WORK REQUEST :: Which lines of the records below contain the word "Please"? Copy each of them out.

(Records from a data collection)

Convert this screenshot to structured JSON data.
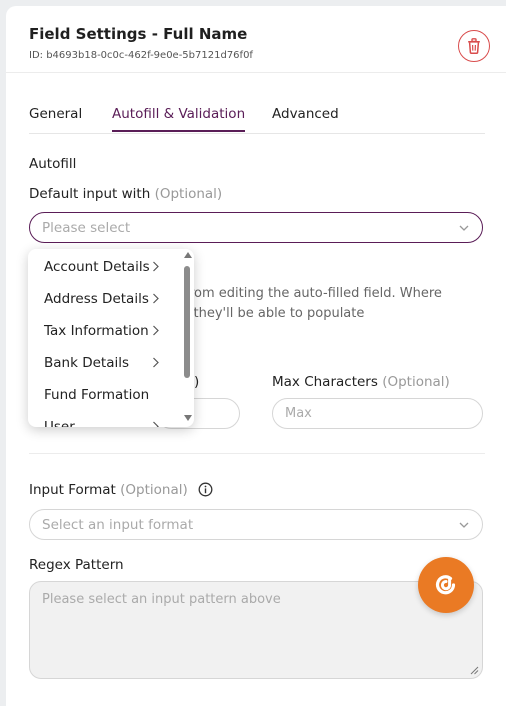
{
  "header": {
    "title": "Field Settings - Full Name",
    "id_text": "ID: b4693b18-0c0c-462f-9e0e-5b7121d76f0f"
  },
  "tabs": [
    {
      "label": "General",
      "active": false
    },
    {
      "label": "Autofill & Validation",
      "active": true
    },
    {
      "label": "Advanced",
      "active": false
    }
  ],
  "autofill": {
    "section_title": "Autofill",
    "default_label": "Default input with",
    "default_optional": "(Optional)",
    "default_placeholder": "Please select",
    "helper_line1": "rom editing the auto-filled field. Where",
    "helper_line2": "d, they'll be able to populate"
  },
  "dropdown": {
    "items": [
      {
        "label": "Account Details",
        "submenu": true
      },
      {
        "label": "Address Details",
        "submenu": true
      },
      {
        "label": "Tax Information",
        "submenu": true
      },
      {
        "label": "Bank Details",
        "submenu": true
      },
      {
        "label": "Fund Formation",
        "submenu": false
      },
      {
        "label": "User",
        "submenu": true
      }
    ]
  },
  "characters": {
    "min_label_fragment": ")",
    "max_label": "Max Characters",
    "max_optional": "(Optional)",
    "max_placeholder": "Max"
  },
  "input_format": {
    "label": "Input Format",
    "optional": "(Optional)",
    "placeholder": "Select an input format"
  },
  "regex": {
    "label": "Regex Pattern",
    "placeholder": "Please select an input pattern above"
  },
  "colors": {
    "accent": "#5a1d57",
    "danger": "#d94c4c",
    "fab": "#ea7a24"
  }
}
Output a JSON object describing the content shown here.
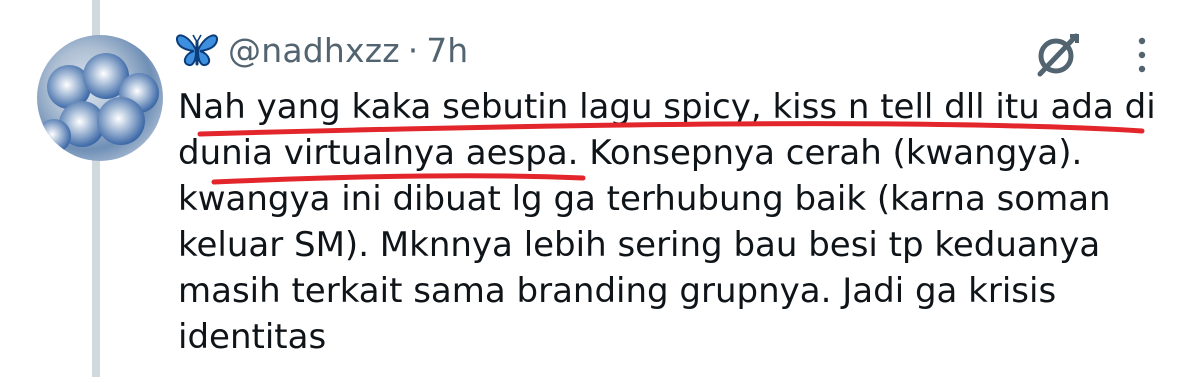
{
  "tweet": {
    "author": {
      "emoji": "🦋",
      "handle": "@nadhxzz",
      "separator": "·",
      "time": "7h"
    },
    "text_lines": [
      "Nah yang kaka sebutin lagu spicy, kiss n tell dll itu ada di",
      "dunia virtualnya aespa. Konsepnya cerah (kwangya).",
      "kwangya ini dibuat lg ga terhubung baik (karna soman",
      "keluar SM). Mknnya lebih sering bau besi tp keduanya",
      "masih terkait sama branding grupnya. Jadi ga krisis",
      "identitas"
    ],
    "icons": [
      "butterfly-icon",
      "grok-icon",
      "more-options-icon"
    ],
    "colors": {
      "text": "#0f1419",
      "secondary": "#536471",
      "thread_line": "#cfd9de",
      "annotation": "#e3262b"
    }
  }
}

RESPONSE TO THE EXERCISE ::
    "default_placeholder": "Please select",
    "placeholder": "Please select an input pattern above"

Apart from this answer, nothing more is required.